Closing Thoughts

One method places Bogosian as the better two-way player, while the other method does the opposite. The biggest difference between the two methods is the impact in zone starts. Galamini’s method ignores zone starts but instead removes the first few seconds after a non-neutral zone face off. Which method is superior remains to be seen.

Either way, it appears though that both Bogosian and Myers are two big, right-handed defenders that are not the best in improving a team’s shot differential. Both teams will be hoping that a fresh start will awaken the potential in these young defenders.

For the most part this portion of the Kane mega-trade looks to be a wash. The Sabres do reduce their CapHit by about $350K, but that’s small potatoes for a team that isn’t pressed up against the salary cap. 

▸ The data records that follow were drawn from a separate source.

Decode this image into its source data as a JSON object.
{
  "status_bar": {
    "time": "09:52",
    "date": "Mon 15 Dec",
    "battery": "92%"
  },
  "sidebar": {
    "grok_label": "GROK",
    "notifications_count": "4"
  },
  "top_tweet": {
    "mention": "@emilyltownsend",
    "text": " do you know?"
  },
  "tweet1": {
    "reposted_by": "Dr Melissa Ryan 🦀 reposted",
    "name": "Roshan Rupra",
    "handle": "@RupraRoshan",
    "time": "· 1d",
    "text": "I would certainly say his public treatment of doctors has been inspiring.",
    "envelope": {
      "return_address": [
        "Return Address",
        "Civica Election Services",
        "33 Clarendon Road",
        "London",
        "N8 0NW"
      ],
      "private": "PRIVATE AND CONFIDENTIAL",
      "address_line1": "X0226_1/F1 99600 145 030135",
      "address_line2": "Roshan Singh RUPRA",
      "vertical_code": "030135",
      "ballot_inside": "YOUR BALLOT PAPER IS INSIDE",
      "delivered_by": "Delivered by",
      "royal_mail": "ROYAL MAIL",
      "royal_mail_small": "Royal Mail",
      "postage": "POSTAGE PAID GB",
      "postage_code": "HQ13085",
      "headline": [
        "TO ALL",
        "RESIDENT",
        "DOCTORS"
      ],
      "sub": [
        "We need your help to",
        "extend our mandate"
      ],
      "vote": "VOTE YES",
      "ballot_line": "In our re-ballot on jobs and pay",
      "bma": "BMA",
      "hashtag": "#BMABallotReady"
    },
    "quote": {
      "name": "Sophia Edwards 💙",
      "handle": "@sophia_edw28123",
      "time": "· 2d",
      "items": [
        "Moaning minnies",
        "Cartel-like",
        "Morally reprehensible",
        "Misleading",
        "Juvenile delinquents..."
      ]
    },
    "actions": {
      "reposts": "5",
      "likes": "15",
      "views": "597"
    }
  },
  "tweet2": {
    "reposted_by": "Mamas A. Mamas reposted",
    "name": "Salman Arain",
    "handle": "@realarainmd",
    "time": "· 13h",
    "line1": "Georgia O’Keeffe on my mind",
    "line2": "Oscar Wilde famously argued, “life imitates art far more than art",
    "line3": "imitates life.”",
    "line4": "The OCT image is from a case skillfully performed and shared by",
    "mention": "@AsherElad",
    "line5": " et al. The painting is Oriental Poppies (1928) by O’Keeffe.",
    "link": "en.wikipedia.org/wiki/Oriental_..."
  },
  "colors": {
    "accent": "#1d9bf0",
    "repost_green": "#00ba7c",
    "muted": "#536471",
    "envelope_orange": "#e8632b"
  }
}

The margin is narrow enough that which team ends up with the better defender as a result of this deal will likely depend more on latent variables (often mistakenly called intangibles) such as impact on the room and chemistry. As it looks for now, the two seem to be pretty similar players.